trick or read 3

trick or read 1

trick or read 4


trick or read 2


This idea was intended for Halloween, but it could absolutely be used with any favorite story, holiday, season, or theme in the library! The patrons enjoyed it so much, that we’re already started talking about possibly doing something for the winter season that would stay up for several weeks at a time with one or two books. If you decide to do something like this in your library, let me know! I’d love hear about it!


** A big thanks to HarperCollins Children’s Books, Macmillan Kids, and Simon & Schuster Children’s Publishing for permission to use these books!


7 Responses to “Trick-or-Read: A Halloween Storywalk Exhibit”

  1. I adore this story walk you set up, and I’m honored that my Big Pumpkin headbands were included. I’m excited to share this idea with some of my coworkers!

  2. Thrilled to see MYSTERY VINE” as a StoryWalk at your library! What fun!

    Happy Reading,
    Cathryn Falwell


Check out what others are saying...
  1. […] over at Sturdy for Common Things has an amazing share with a Trick-or-Treat Picture Walk. This idea blends the popular storywalk […]

  2. […] Sturdy for Common Things – Passive Programming Storywalk […]
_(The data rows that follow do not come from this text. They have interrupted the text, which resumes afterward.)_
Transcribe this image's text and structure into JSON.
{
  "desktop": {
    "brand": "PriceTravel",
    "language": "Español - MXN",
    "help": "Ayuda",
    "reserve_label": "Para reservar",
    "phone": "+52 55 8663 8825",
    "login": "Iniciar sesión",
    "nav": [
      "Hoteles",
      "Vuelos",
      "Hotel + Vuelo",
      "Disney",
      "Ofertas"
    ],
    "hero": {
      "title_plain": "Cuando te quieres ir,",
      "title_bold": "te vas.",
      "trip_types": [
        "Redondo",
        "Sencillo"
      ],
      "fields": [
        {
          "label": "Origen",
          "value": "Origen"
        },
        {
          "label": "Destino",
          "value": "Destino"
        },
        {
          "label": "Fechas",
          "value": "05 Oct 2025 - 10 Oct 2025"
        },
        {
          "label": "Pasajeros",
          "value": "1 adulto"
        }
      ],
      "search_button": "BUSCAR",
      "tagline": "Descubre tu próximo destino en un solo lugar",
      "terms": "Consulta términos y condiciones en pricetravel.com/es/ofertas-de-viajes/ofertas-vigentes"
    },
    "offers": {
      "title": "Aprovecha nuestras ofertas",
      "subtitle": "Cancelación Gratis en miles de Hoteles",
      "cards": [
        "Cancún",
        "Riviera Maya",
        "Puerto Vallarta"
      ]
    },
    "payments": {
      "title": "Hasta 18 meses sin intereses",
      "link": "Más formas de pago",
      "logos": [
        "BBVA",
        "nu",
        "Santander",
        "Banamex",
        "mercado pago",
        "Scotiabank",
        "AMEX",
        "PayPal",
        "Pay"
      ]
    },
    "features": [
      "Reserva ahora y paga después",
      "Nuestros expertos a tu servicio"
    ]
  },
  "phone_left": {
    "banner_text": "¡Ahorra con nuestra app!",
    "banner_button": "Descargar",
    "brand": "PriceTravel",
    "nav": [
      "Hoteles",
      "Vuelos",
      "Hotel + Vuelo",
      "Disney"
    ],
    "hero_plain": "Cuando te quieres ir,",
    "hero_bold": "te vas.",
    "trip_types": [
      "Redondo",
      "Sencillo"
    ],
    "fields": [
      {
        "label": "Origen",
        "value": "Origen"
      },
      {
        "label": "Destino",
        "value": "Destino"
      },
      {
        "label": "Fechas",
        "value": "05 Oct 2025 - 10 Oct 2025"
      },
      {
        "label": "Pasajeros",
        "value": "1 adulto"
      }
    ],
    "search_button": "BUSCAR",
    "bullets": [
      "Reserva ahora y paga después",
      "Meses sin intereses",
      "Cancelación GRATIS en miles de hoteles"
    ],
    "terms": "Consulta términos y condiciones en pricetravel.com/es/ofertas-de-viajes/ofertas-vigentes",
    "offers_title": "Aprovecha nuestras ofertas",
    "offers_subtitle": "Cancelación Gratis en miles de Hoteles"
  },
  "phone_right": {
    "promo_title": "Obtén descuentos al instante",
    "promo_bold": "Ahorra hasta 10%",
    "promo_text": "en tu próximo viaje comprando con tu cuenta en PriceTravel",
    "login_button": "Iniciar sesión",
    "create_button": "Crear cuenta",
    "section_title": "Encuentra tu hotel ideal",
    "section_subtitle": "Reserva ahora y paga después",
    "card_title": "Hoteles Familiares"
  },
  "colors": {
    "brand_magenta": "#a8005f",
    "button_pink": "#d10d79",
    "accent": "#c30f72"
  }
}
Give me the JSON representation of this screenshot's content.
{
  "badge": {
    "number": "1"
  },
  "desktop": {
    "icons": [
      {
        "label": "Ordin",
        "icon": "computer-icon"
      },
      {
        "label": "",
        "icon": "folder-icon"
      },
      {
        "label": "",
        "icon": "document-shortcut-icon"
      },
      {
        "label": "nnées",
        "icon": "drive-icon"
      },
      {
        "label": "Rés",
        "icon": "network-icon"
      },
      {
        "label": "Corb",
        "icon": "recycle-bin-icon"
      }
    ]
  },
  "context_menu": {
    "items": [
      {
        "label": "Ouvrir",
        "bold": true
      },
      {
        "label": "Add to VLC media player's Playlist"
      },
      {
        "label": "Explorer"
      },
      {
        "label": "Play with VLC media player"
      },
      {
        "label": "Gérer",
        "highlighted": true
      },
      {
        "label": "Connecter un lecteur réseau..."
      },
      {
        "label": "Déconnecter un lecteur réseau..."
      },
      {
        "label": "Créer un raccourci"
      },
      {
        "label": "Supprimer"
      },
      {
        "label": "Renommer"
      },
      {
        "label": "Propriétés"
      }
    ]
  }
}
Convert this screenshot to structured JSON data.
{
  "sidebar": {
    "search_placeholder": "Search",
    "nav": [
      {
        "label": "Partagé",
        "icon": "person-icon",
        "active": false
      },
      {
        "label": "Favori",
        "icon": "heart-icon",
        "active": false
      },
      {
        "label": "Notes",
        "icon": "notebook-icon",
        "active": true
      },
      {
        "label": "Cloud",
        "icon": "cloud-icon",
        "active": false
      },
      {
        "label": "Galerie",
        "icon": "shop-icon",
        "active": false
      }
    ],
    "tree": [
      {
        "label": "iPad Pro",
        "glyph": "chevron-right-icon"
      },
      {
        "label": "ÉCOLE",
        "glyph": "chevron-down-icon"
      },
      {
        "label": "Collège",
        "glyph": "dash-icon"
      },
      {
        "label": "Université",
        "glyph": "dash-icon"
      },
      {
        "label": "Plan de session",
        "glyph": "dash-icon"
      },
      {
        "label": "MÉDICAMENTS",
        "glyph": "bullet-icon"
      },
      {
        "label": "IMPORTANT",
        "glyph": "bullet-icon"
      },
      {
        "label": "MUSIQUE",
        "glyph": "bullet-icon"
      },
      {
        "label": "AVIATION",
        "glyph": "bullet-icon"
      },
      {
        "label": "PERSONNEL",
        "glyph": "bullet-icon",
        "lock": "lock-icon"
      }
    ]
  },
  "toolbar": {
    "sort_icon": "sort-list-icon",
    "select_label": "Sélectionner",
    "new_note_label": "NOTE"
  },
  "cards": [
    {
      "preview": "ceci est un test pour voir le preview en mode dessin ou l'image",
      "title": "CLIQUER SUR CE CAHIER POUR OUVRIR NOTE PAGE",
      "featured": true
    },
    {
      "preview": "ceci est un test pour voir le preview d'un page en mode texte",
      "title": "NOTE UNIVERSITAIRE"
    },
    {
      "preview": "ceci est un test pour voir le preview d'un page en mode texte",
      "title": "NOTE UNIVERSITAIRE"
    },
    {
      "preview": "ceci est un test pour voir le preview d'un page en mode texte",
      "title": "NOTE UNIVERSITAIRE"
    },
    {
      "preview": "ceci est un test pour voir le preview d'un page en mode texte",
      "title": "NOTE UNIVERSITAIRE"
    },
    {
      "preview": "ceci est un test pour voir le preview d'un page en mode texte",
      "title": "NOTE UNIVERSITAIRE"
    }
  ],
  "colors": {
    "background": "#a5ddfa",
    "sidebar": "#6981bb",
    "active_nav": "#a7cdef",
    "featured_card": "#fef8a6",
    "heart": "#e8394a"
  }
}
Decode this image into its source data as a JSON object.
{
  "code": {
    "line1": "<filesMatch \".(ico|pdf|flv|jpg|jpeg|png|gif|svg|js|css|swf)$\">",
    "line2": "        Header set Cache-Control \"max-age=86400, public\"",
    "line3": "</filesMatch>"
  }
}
  3. […] I read THIS POST about creating a Halloween StoryWalk, I was enchanted.  I loved the idea of an indoor StoryWalk […]

  4. […] first saw the idea for a storywalk somewhere on the internet, but I was reminded of it by Rebecca, and I knew I wanted to put one up! Mo Willems is a big hit our library, both with kids and staff, […]

  5. […] check out this amazing series of storywalks! Doing one inside the library just makes so much sense, and this team even created extension […]

Leave A Comment